However if you do have the limited Default Directory, you can create a new Azure AD directory under the subscription, then you can change the default directory in which the Azure subscription uses. This will then allow you to add both Work/School and Microsoft Accounts. How? See https://support.microsoft.com/en-au/kb/2969548
There are separate roles for Azure AD as follows, remember these have nothing to do with Azure itself. The following are the different Directory Administrator roles.
- Global Administrator
- Billing Administrator
- Service Administrator
- User Administrator
- Password Administrator
Then there’s Azure itself. With Azure there’s the subscription to Azure itself which is more of a billing thing, this is where Azure based roles come in.
The Azure based roles are slightly different considering what Azure platform you are using, whether ASM (Azure Service Management (Classic)) or ARM (Azure Resource Management).
ASM (Azure Service Management (Classic))

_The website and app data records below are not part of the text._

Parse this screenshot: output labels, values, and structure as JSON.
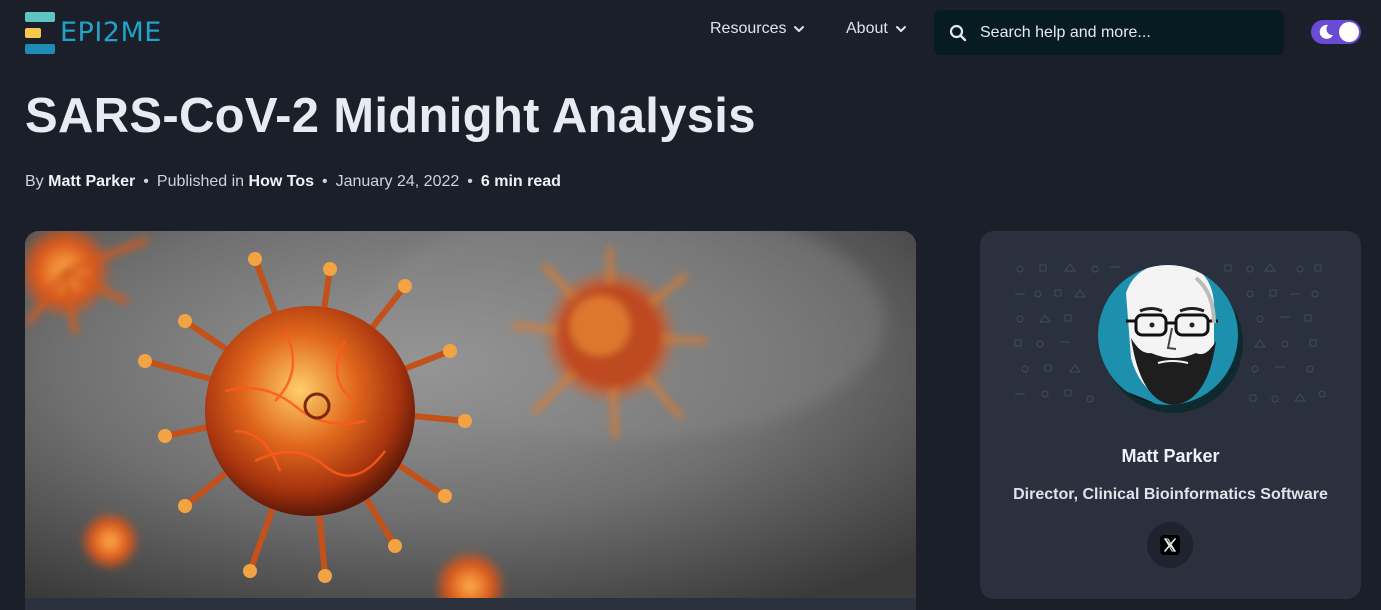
{
  "header": {
    "logo_text": "EPI2ME",
    "nav": [
      {
        "label": "Resources"
      },
      {
        "label": "About"
      }
    ],
    "search": {
      "placeholder": "Search help and more..."
    },
    "theme_toggle": {
      "state": "dark"
    }
  },
  "article": {
    "title": "SARS-CoV-2 Midnight Analysis",
    "meta": {
      "by_prefix": "By",
      "author": "Matt Parker",
      "published_prefix": "Published in",
      "category": "How Tos",
      "date": "January 24, 2022",
      "read_time": "6 min read",
      "separator": "•"
    },
    "hero_image": {
      "icon": "coronavirus-illustration"
    }
  },
  "author_card": {
    "name": "Matt Parker",
    "role": "Director, Clinical Bioinformatics Software",
    "social": [
      {
        "icon": "x-twitter-icon"
      }
    ]
  },
  "colors": {
    "background": "#1b1f2a",
    "card": "#2a303d",
    "accent": "#6a4bd6",
    "logo_teal": "#1fa3c9",
    "search_bg": "#061c22"
  }
}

Remember, depending on how you signed up with Azure, you can add both Organisational Accounts to these roles as well as Microsoft Accounts, or just Microsoft Accounts.
- Account Administrator

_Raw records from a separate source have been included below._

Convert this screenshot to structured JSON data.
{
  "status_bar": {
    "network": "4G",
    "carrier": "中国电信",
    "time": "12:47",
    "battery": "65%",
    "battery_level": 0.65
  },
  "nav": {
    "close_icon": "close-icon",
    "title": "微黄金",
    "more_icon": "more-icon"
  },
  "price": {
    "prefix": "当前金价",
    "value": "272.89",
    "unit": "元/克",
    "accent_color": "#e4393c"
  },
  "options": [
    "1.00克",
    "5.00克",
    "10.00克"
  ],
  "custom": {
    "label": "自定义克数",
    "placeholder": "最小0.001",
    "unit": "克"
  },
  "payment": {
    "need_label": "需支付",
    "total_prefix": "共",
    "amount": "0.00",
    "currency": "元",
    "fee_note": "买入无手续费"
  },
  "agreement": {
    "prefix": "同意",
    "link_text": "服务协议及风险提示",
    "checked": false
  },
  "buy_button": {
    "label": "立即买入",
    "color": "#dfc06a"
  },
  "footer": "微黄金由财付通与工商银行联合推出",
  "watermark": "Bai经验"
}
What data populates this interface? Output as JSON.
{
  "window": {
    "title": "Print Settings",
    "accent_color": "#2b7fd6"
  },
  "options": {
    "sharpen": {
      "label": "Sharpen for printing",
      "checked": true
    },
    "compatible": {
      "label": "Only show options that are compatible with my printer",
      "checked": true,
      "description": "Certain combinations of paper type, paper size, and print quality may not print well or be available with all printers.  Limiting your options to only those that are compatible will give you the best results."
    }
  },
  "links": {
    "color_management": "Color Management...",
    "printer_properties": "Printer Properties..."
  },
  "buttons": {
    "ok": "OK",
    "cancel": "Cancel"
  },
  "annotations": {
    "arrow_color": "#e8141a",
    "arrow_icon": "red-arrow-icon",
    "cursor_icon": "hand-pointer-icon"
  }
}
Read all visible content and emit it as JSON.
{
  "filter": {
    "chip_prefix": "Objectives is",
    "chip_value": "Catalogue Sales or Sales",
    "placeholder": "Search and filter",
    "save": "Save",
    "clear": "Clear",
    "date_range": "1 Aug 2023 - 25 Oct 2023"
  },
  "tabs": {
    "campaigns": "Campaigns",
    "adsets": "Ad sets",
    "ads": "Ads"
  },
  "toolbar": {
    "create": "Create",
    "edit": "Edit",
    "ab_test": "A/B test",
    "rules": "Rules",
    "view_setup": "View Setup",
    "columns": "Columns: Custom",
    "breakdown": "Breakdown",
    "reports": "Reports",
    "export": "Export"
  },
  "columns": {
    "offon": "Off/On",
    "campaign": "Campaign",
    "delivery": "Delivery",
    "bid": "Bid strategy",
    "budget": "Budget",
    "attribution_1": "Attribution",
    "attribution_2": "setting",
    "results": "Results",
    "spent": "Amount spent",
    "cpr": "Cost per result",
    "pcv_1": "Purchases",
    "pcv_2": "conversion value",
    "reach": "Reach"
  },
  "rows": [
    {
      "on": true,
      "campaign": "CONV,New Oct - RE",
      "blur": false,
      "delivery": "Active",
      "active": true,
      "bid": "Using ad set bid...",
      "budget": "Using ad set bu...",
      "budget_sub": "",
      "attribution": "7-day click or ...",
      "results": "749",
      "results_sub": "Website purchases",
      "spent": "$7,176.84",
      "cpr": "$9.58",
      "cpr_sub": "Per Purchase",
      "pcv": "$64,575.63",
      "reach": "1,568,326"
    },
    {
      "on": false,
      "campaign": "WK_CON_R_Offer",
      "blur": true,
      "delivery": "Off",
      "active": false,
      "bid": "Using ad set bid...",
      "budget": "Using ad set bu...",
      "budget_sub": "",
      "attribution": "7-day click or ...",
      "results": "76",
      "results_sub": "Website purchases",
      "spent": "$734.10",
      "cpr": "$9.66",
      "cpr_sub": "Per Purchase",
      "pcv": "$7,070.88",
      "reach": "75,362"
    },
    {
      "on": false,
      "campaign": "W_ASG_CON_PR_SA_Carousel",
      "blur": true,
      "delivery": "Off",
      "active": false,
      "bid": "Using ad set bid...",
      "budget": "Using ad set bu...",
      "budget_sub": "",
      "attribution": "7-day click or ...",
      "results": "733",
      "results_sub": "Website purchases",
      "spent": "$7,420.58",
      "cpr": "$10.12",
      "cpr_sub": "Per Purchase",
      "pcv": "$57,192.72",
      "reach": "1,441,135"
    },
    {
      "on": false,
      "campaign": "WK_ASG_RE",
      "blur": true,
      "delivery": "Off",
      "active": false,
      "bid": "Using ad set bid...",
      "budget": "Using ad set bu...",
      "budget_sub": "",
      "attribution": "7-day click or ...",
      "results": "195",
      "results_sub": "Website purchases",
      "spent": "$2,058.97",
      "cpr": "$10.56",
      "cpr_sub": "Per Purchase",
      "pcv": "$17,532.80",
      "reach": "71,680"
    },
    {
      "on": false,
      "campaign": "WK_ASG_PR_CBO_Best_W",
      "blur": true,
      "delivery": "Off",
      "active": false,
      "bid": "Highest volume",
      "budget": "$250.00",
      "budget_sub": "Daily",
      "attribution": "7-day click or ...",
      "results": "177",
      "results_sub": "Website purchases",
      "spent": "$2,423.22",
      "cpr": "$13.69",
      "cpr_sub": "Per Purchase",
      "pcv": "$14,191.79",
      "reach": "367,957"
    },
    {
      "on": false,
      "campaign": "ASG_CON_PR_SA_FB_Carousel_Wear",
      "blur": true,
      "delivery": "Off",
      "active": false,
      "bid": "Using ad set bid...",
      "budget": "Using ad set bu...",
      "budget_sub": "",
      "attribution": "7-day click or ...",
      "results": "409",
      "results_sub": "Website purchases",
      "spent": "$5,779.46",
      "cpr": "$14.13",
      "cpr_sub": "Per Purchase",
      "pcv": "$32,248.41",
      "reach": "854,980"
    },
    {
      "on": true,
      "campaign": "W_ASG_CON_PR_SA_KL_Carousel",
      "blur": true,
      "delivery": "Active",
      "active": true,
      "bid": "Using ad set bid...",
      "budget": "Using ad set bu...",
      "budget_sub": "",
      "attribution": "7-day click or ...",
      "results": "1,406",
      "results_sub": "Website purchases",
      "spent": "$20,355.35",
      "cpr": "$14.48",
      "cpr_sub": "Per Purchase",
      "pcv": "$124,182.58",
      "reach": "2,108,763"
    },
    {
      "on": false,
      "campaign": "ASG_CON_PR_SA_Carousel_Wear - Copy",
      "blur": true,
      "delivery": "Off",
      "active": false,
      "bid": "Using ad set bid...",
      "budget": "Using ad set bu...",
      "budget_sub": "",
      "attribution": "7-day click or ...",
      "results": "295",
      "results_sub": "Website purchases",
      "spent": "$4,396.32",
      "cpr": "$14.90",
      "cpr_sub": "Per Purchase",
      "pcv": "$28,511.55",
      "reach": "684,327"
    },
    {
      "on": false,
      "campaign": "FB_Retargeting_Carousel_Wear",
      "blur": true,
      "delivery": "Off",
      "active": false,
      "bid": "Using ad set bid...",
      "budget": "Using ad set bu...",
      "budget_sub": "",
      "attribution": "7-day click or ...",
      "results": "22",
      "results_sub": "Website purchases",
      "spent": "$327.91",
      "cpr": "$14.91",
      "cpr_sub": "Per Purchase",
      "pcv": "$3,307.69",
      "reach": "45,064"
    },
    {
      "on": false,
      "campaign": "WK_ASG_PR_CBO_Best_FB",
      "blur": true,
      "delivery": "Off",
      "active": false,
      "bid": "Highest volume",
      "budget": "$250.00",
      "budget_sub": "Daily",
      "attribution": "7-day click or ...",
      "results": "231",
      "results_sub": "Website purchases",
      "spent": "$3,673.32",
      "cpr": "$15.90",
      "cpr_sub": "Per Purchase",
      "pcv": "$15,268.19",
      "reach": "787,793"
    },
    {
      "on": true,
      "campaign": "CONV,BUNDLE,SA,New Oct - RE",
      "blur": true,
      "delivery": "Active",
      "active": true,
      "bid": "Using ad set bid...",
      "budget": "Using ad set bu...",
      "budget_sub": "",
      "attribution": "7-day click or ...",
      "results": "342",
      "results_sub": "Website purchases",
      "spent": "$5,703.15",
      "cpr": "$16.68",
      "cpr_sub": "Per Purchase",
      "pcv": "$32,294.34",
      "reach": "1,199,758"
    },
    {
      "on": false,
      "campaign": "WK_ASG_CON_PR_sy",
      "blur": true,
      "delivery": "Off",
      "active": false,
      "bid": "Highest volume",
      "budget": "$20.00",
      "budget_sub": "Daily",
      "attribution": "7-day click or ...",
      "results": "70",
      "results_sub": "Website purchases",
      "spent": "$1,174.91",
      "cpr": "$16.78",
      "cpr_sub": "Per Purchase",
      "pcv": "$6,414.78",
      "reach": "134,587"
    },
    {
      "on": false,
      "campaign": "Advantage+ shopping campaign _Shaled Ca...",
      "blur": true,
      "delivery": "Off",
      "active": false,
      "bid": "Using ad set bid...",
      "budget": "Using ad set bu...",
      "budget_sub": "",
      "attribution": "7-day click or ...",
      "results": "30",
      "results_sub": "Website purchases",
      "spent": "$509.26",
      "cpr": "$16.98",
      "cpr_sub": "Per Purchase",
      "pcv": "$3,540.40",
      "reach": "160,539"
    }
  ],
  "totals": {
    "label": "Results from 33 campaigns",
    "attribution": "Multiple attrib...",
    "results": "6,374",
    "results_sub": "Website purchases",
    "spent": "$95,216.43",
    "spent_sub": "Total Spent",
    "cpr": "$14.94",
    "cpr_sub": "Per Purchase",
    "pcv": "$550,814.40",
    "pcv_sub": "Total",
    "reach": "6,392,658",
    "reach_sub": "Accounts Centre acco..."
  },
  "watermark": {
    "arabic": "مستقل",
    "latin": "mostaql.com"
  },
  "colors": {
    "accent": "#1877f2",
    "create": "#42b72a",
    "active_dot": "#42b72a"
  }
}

- Service Administrator
Each subscription has a Service Administrator (SA) who can add, remove, and modify Azure resources in that subscription. The default SA of a new subscription is the AA, but the AA can change the SA in the Azure Accounts Center.
Subscriptions have an association with a directory. The directory defines a set of users. These can be users from the work or school that created the directory or they can be external users e.g. Microsoft Accounts. Subscriptions are accessible by a subset of those directory users who have been assigned as either Service Administrator (SA) or Co-Administrator (CA); the only exception is that, for legacy reasons, Microsoft Accounts (formerly Windows Live ID) can be assigned as SA or CA without being present in the directory.
This diagram takes a step above the Azure Account / Tenant level into the Enterprise EA level just so you can see the overall perspective from the entire hierarchy. However, many of you would be setup with Azure in the middle (account) level by possibly using a credit card or other type of licensing. Or some might be setup with the bottom level only in the case of CSP licensing.
Here’s the reference URLs I got the information from:
How Azure subscriptions are associated with Azure Active Directory
Understanding resource access in Azure
ARM (Azure Resource Management)
How does the above ASM based Classic roles tie in with Azure Resource Manager roles? Remember, Azure AD remains the same with the same Directory Administrator roles, the difference being the different administrator roles on the Azure ARM platform.
The built-in core roles are as follows and have no affiliation or access to ASM:
Owner: Let’s you manage everything, including access to resources
- Closest ASM match: Service Administrator
Contributor: Let’s you manage everything except access to resources
- Closest ASM match: Co-Administrator
Reader: Let’s you view everything, but not make any changes
For more information, you can have a look at James Evans Blog post – http://www.edutech.me.uk/microsoft/identity-and-access-management/active-directory/microsoft-azure-how-subscription-administrators-directory-administrators-differ/
Also there is this video that fully covers it:
[…] does Azure AD come into play with Azure Stack? The same as before with Azure Public, the same rule where each Azure subscription either Public or Stack require Azure AD as the authentication […]
What does the statement “Let’s you manage everything except access to resources” actually mean?
Presumably you can delete VMs, services, etc (i.e. fully manage individual resources), but you can’t allow firstname.lastname@example.org access to services and VMs?
Correct, can’t do permissions